Original Enrollment  ICMJE Same as current
Study Completion Date  ICMJE January 2006
Primary Completion Date Not Provided
Eligibility Criteria  ICMJE

Inclusion Criteria:

  • All liveborn infants born in the study area

Exclusion Criteria:
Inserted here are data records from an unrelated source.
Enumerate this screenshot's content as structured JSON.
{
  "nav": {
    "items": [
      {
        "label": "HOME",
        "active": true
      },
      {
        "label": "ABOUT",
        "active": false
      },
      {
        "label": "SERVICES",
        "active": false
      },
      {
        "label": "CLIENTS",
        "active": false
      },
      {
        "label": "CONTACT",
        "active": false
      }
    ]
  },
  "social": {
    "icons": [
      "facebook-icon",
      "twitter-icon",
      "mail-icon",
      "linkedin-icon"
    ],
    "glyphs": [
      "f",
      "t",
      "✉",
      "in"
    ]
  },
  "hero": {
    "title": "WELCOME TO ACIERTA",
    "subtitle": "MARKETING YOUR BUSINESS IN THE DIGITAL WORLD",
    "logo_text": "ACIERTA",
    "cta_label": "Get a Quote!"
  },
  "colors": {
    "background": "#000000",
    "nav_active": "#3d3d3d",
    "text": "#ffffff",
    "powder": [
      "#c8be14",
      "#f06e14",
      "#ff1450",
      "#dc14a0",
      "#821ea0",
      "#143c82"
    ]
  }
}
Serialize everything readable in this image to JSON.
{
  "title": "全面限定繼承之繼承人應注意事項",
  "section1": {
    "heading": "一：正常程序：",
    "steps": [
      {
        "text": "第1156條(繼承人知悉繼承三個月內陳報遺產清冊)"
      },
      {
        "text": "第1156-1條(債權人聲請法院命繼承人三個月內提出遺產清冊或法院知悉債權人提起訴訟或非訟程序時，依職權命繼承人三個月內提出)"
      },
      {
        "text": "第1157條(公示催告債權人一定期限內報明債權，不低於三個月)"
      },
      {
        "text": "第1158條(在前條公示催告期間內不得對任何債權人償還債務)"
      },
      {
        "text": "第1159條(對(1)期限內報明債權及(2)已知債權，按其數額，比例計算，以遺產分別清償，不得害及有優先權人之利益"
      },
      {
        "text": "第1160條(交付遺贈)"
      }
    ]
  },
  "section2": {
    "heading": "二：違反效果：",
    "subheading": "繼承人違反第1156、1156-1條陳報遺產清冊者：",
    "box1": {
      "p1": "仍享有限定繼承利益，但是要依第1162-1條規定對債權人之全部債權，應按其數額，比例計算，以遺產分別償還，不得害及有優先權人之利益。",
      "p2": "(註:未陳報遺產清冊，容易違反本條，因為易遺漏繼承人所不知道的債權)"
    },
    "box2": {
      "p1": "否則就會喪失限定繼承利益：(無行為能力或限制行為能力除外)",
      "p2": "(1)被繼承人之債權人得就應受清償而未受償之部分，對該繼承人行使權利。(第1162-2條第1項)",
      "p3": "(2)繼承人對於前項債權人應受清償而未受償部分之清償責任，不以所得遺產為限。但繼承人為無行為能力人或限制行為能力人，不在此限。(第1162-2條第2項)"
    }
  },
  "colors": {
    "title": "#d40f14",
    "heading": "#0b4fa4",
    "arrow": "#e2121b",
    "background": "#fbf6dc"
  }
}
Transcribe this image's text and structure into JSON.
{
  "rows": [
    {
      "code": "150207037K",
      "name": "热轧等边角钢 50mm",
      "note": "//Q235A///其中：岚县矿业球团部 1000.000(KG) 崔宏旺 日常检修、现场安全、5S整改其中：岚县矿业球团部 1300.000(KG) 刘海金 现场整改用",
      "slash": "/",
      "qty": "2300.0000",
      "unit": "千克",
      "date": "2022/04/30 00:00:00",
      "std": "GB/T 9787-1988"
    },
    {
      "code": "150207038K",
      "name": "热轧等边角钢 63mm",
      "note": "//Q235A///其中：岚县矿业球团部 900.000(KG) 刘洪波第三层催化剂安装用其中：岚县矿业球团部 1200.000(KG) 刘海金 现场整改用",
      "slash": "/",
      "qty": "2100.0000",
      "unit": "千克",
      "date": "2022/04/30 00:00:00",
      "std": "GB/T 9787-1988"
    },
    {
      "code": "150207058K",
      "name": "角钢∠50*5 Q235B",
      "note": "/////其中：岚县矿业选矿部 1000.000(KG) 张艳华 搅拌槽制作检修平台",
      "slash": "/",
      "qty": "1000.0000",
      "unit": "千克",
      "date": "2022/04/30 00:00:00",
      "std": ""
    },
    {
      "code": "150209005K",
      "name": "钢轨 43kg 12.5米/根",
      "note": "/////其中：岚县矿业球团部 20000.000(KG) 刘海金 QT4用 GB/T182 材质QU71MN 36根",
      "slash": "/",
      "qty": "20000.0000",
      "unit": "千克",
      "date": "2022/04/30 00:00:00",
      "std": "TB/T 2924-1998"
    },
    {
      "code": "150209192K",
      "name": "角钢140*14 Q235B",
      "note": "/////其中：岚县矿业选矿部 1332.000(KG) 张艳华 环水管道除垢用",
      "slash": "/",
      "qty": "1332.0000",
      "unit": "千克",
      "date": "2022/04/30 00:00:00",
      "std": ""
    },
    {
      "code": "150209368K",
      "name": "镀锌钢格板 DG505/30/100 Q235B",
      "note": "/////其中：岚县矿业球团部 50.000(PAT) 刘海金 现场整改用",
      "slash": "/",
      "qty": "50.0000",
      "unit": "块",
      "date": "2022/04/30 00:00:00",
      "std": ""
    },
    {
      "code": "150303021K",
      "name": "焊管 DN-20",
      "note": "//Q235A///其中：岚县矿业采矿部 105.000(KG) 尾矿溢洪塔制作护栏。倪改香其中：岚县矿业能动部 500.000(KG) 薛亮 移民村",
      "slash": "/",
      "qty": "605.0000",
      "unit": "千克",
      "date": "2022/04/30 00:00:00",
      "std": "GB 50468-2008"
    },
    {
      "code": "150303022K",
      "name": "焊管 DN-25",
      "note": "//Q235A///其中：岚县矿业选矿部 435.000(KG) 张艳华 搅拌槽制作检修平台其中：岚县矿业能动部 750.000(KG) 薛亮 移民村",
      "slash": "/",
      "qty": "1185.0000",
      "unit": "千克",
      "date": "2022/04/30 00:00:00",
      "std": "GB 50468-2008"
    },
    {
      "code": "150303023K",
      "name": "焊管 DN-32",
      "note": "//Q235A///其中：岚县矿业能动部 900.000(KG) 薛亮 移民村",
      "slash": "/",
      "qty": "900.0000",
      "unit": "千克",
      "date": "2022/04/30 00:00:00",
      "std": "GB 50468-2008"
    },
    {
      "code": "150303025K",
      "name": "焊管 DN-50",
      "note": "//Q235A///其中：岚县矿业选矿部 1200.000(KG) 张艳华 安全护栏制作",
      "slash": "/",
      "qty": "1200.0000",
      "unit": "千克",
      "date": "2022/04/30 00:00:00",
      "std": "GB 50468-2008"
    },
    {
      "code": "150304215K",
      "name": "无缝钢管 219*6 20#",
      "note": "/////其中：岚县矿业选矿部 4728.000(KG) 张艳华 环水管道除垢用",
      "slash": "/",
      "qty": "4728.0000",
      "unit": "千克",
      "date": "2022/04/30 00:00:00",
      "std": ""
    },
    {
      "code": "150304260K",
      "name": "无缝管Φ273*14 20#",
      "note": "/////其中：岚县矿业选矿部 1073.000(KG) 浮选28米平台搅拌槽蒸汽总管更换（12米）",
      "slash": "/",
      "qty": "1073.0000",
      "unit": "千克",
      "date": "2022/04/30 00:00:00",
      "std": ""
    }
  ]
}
  • Newborn infants who died prior to study staff arriving to conduct the interventions
Sex/Gender  ICMJE
Sexes Eligible for Study: All
Ages  ICMJE up to 10 Days   (Child)
Accepts Healthy Volunteers  ICMJE Yes
Contacts  ICMJE Contact information is only displayed when the study is recruiting subjects
Listed Location Countries  ICMJE Nepal,   United States
Removed Location Countries  
 
Administrative Information
NCT Number  ICMJE NCT00109616
Other Study ID Numbers  ICMJE R01HD044004( U.S. NIH Grant/Contract )
R01HD044004 ( U.S. NIH Grant/Contract )
Has Data Monitoring Committee Not Provided
U.S. FDA-regulated Product Not Provided
IPD Sharing Statement  ICMJE Not Provided
Responsible Party Not Provided
Study Sponsor  ICMJE Eunice Kennedy Shriver National Institute of Child Health and Human Development (NICHD)
Collaborators  ICMJE
  • United States Agency for International Development (USAID)
  • Bill and Melinda Gates Foundation
Investigators  ICMJE
Principal Investigator: James M Tieslch, PhD Johns Hopkins Bloomberg School of Public Health
PRS Account Eunice Kennedy Shriver National Institute of Child Health and Human Development (NICHD)
Verification Date January 2006

ICMJE     Data element required by the International Committee of Medical Journal Editors and the World Health Organization ICTRP